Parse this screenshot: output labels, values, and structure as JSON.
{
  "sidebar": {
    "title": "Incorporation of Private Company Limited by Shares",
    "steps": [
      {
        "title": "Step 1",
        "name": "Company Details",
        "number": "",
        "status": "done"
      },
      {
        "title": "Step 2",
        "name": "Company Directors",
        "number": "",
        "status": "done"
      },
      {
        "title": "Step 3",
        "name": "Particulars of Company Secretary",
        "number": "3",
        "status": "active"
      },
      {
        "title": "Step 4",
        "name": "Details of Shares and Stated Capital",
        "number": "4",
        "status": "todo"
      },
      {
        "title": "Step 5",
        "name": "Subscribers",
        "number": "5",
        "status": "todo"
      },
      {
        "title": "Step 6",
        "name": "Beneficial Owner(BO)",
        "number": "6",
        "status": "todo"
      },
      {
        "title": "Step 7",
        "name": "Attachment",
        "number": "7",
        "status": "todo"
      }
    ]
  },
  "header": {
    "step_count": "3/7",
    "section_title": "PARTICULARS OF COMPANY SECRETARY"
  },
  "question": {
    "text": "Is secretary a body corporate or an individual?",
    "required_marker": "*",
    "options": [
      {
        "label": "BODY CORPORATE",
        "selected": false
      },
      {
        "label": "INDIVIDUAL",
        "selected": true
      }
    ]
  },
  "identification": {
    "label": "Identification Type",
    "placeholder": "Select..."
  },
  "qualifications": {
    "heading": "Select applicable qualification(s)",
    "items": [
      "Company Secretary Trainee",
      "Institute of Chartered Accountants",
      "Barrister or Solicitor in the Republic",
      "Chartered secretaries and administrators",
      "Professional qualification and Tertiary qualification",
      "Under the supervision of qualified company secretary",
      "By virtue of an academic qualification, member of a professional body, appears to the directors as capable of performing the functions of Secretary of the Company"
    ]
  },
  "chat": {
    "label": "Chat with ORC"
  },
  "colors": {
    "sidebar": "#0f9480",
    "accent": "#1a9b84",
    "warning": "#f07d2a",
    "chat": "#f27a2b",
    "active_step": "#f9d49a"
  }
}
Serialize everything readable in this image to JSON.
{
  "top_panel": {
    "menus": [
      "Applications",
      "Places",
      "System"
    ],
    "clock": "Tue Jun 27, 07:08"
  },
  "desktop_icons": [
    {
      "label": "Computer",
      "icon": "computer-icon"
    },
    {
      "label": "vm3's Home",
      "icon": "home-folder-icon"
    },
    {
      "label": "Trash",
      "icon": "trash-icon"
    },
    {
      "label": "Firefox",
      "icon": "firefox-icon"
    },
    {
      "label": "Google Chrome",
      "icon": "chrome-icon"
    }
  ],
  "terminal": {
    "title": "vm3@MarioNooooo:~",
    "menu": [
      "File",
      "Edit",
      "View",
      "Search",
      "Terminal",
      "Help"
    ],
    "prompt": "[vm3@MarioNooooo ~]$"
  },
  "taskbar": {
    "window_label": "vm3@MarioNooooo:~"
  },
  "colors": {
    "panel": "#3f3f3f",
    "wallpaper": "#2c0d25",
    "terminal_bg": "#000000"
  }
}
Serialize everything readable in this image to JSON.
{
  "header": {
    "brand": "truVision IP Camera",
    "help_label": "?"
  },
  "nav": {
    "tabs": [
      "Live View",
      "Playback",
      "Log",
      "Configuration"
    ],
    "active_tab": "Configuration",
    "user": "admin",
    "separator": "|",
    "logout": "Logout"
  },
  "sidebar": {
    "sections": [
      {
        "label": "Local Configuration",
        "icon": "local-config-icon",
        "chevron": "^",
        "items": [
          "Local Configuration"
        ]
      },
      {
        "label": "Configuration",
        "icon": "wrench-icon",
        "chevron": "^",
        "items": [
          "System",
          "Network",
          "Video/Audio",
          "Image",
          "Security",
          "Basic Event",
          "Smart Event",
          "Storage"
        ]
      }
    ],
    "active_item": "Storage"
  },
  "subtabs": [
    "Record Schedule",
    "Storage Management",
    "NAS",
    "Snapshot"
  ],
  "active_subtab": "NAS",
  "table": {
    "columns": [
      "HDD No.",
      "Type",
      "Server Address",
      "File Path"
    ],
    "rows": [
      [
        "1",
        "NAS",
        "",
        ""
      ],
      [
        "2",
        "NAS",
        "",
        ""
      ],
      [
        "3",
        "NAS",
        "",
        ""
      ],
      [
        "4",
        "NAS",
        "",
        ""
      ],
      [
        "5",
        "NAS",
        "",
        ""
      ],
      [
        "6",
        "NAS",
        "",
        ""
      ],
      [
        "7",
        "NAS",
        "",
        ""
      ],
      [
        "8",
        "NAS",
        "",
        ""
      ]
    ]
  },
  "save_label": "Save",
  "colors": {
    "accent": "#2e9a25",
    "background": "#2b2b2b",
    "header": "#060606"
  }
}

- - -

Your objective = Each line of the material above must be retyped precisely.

Response for this exercise =
Parse this screenshot: output labels, values, and structure as JSON.
{
  "sidebar": {
    "title": "Incorporation of Private Company Limited by Shares",
    "steps": [
      {
        "title": "Step 1",
        "name": "Company Details",
        "number": "",
        "status": "done"
      },
      {
        "title": "Step 2",
        "name": "Company Directors",
        "number": "",
        "status": "done"
      },
      {
        "title": "Step 3",
        "name": "Particulars of Company Secretary",
        "number": "3",
        "status": "active"
      },
      {
        "title": "Step 4",
        "name": "Details of Shares and Stated Capital",
        "number": "4",
        "status": "todo"
      },
      {
        "title": "Step 5",
        "name": "Subscribers",
        "number": "5",
        "status": "todo"
      },
      {
        "title": "Step 6",
        "name": "Beneficial Owner(BO)",
        "number": "6",
        "status": "todo"
      },
      {
        "title": "Step 7",
        "name": "Attachment",
        "number": "7",
        "status": "todo"
      }
    ]
  },
  "header": {
    "step_count": "3/7",
    "section_title": "PARTICULARS OF COMPANY SECRETARY"
  },
  "question": {
    "text": "Is secretary a body corporate or an individual?",
    "required_marker": "*",
    "options": [
      {
        "label": "BODY CORPORATE",
        "selected": false
      },
      {
        "label": "INDIVIDUAL",
        "selected": true
      }
    ]
  },
  "identification": {
    "label": "Identification Type",
    "placeholder": "Select..."
  },
  "qualifications": {
    "heading": "Select applicable qualification(s)",
    "items": [
      "Company Secretary Trainee",
      "Institute of Chartered Accountants",
      "Barrister or Solicitor in the Republic",
      "Chartered secretaries and administrators",
      "Professional qualification and Tertiary qualification",
      "Under the supervision of qualified company secretary",
      "By virtue of an academic qualification, member of a professional body, appears to the directors as capable of performing the functions of Secretary of the Company"
    ]
  },
  "chat": {
    "label": "Chat with ORC"
  },
  "colors": {
    "sidebar": "#0f9480",
    "accent": "#1a9b84",
    "warning": "#f07d2a",
    "chat": "#f27a2b",
    "active_step": "#f9d49a"
  }
}
Serialize everything readable in this image to JSON.
{
  "top_panel": {
    "menus": [
      "Applications",
      "Places",
      "System"
    ],
    "clock": "Tue Jun 27, 07:08"
  },
  "desktop_icons": [
    {
      "label": "Computer",
      "icon": "computer-icon"
    },
    {
      "label": "vm3's Home",
      "icon": "home-folder-icon"
    },
    {
      "label": "Trash",
      "icon": "trash-icon"
    },
    {
      "label": "Firefox",
      "icon": "firefox-icon"
    },
    {
      "label": "Google Chrome",
      "icon": "chrome-icon"
    }
  ],
  "terminal": {
    "title": "vm3@MarioNooooo:~",
    "menu": [
      "File",
      "Edit",
      "View",
      "Search",
      "Terminal",
      "Help"
    ],
    "prompt": "[vm3@MarioNooooo ~]$"
  },
  "taskbar": {
    "window_label": "vm3@MarioNooooo:~"
  },
  "colors": {
    "panel": "#3f3f3f",
    "wallpaper": "#2c0d25",
    "terminal_bg": "#000000"
  }
}
Serialize everything readable in this image to JSON.
{
  "header": {
    "brand": "truVision IP Camera",
    "help_label": "?"
  },
  "nav": {
    "tabs": [
      "Live View",
      "Playback",
      "Log",
      "Configuration"
    ],
    "active_tab": "Configuration",
    "user": "admin",
    "separator": "|",
    "logout": "Logout"
  },
  "sidebar": {
    "sections": [
      {
        "label": "Local Configuration",
        "icon": "local-config-icon",
        "chevron": "^",
        "items": [
          "Local Configuration"
        ]
      },
      {
        "label": "Configuration",
        "icon": "wrench-icon",
        "chevron": "^",
        "items": [
          "System",
          "Network",
          "Video/Audio",
          "Image",
          "Security",
          "Basic Event",
          "Smart Event",
          "Storage"
        ]
      }
    ],
    "active_item": "Storage"
  },
  "subtabs": [
    "Record Schedule",
    "Storage Management",
    "NAS",
    "Snapshot"
  ],
  "active_subtab": "NAS",
  "table": {
    "columns": [
      "HDD No.",
      "Type",
      "Server Address",
      "File Path"
    ],
    "rows": [
      [
        "1",
        "NAS",
        "",
        ""
      ],
      [
        "2",
        "NAS",
        "",
        ""
      ],
      [
        "3",
        "NAS",
        "",
        ""
      ],
      [
        "4",
        "NAS",
        "",
        ""
      ],
      [
        "5",
        "NAS",
        "",
        ""
      ],
      [
        "6",
        "NAS",
        "",
        ""
      ],
      [
        "7",
        "NAS",
        "",
        ""
      ],
      [
        "8",
        "NAS",
        "",
        ""
      ]
    ]
  },
  "save_label": "Save",
  "colors": {
    "accent": "#2e9a25",
    "background": "#2b2b2b",
    "header": "#060606"
  }
}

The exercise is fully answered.